Web page and app entries
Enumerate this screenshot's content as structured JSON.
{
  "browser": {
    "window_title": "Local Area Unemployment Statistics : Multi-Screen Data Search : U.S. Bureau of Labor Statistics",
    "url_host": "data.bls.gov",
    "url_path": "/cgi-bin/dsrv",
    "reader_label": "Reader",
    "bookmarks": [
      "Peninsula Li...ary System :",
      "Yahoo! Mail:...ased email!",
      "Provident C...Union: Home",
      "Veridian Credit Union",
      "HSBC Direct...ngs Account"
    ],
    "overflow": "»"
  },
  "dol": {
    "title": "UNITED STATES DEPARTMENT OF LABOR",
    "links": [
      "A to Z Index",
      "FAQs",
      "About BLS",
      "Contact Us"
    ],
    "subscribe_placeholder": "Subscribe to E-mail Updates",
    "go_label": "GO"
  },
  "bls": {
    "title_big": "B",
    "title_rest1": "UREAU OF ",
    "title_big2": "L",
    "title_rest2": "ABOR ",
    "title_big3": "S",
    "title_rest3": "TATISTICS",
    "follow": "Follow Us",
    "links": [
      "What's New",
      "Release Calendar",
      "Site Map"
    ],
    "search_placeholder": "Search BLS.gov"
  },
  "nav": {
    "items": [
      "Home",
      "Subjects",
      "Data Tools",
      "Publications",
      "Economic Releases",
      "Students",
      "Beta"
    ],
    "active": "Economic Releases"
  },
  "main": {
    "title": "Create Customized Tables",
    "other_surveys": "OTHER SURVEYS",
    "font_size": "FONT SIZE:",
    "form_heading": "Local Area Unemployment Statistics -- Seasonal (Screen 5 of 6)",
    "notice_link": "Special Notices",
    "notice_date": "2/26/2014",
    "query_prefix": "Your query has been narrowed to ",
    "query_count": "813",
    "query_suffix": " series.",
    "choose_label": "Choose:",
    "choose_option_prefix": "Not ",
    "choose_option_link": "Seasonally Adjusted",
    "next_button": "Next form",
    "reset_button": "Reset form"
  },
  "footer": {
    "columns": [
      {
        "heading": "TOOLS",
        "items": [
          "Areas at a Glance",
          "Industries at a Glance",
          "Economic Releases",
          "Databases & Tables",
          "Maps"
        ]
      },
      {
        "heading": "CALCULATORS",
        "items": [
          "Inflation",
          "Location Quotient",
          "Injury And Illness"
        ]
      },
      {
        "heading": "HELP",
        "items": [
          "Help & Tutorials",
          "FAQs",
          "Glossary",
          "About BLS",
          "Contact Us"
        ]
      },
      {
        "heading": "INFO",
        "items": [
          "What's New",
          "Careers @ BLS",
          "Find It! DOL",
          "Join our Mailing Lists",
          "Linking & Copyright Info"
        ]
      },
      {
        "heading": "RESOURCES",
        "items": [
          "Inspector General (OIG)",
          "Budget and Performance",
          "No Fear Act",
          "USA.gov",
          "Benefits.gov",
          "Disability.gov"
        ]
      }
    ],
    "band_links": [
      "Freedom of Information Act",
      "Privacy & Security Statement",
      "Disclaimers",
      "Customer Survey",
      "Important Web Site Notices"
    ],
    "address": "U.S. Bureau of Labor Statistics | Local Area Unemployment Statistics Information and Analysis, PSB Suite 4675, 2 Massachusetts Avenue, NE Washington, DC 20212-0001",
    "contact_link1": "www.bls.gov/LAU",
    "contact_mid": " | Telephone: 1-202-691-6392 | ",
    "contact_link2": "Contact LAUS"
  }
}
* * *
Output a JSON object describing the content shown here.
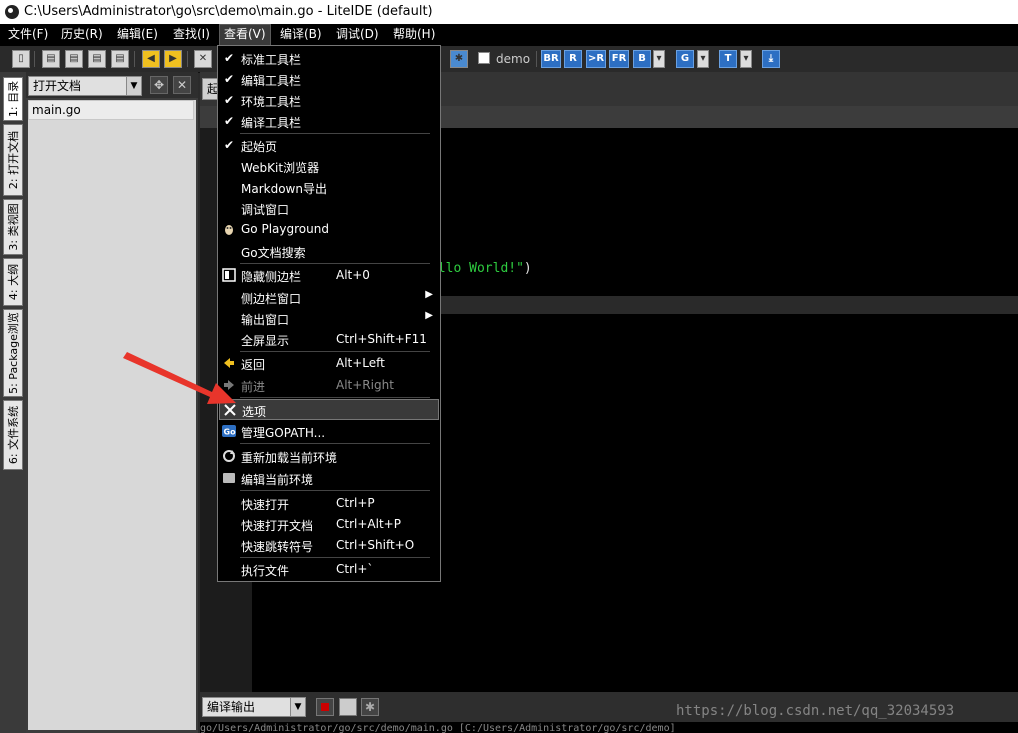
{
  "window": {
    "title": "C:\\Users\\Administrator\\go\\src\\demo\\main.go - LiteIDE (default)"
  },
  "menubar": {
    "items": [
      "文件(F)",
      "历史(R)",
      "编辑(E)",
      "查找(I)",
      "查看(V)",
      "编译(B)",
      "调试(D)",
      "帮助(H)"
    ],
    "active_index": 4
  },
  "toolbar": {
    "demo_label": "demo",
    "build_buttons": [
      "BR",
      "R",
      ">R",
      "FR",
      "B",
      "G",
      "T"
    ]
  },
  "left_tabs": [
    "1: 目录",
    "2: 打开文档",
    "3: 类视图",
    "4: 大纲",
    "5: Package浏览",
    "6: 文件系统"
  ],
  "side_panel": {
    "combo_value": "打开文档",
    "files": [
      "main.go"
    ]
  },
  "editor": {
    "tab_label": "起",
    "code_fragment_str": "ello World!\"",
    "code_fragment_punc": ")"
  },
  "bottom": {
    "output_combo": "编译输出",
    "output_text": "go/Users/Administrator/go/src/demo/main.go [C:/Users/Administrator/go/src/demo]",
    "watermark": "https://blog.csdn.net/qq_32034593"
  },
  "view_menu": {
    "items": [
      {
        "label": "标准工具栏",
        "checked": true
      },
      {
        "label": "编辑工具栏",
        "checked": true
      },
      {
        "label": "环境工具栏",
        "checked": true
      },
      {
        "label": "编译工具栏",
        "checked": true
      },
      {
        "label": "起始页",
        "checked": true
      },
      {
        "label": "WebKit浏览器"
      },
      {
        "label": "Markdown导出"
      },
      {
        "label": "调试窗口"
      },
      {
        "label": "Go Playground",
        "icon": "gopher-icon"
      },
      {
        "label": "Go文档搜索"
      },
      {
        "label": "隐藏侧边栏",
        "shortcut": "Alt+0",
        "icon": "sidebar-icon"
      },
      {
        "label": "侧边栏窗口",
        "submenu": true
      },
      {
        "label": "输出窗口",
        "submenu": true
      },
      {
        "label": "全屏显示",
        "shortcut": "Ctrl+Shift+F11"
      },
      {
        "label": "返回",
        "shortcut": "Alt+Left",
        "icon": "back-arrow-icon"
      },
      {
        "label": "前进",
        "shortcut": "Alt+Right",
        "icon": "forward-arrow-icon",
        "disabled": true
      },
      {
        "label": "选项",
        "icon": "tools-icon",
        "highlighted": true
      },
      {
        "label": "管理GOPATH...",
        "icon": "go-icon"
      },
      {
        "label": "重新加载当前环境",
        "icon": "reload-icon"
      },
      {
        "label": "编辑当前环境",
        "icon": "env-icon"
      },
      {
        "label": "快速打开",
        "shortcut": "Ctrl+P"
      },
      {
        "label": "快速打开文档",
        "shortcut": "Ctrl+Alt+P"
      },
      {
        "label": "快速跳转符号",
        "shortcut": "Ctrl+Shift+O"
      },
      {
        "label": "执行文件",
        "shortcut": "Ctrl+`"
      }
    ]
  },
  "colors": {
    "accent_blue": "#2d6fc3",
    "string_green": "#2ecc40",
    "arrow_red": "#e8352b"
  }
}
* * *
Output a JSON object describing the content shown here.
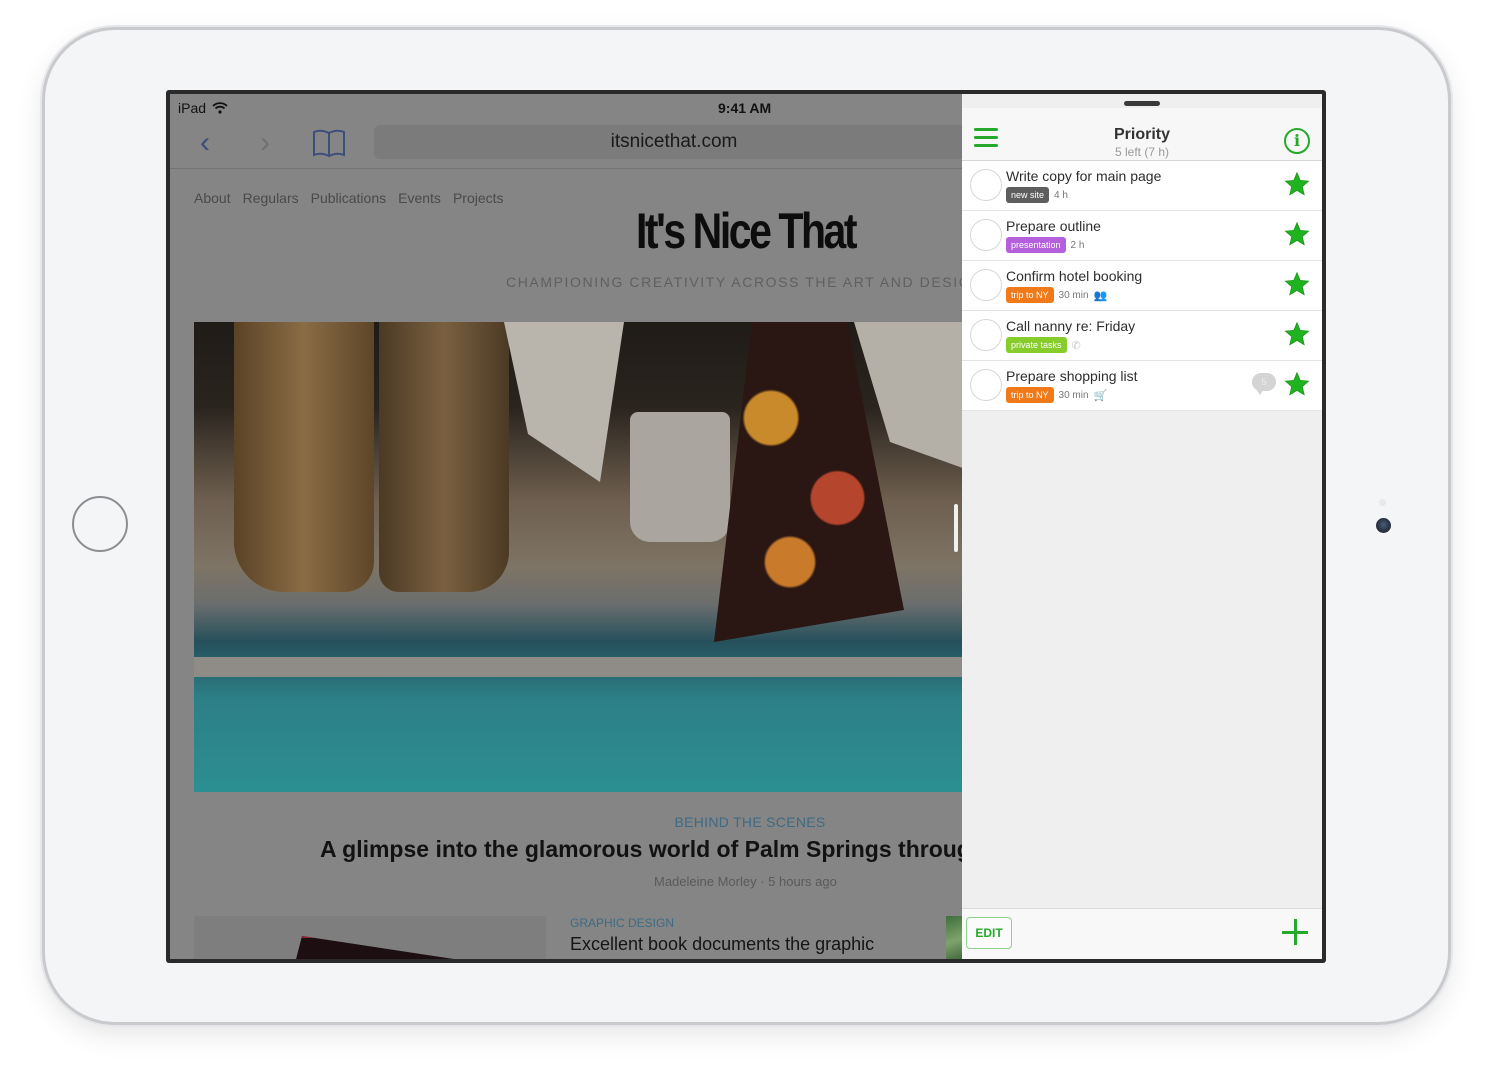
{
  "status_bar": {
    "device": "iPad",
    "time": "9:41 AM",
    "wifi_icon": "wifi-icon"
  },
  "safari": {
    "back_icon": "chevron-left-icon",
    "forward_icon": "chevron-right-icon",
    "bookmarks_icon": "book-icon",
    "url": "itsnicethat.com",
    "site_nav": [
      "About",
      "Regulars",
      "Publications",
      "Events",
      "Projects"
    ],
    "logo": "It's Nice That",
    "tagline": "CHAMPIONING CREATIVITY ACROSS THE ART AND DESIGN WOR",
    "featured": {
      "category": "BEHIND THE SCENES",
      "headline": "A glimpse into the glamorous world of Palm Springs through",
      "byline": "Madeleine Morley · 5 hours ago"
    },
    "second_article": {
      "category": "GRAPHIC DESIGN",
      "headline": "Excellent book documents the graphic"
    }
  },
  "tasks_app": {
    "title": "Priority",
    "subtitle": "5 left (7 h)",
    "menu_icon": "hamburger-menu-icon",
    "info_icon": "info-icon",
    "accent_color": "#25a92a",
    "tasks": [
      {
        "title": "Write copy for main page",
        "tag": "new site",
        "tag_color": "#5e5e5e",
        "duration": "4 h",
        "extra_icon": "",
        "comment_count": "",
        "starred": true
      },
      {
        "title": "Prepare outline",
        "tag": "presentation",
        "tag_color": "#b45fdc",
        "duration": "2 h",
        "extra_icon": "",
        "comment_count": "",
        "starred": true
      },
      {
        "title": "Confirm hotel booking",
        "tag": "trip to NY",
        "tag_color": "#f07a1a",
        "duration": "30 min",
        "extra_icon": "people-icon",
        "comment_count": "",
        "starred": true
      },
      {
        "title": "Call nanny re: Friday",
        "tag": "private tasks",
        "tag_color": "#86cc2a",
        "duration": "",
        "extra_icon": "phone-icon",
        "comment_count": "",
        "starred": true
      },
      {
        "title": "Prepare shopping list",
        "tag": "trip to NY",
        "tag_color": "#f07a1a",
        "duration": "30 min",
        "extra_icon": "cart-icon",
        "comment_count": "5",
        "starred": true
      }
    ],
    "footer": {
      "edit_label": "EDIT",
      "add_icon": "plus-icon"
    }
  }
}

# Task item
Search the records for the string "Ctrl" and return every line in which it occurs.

# Output of the task
        "shortcut": "Ctrl+Shift+F11"
        "shortcut": "Ctrl+P"
        "shortcut": "Ctrl+Alt+P"
        "shortcut": "Ctrl+Shift+O"
        "shortcut": "Ctrl+`"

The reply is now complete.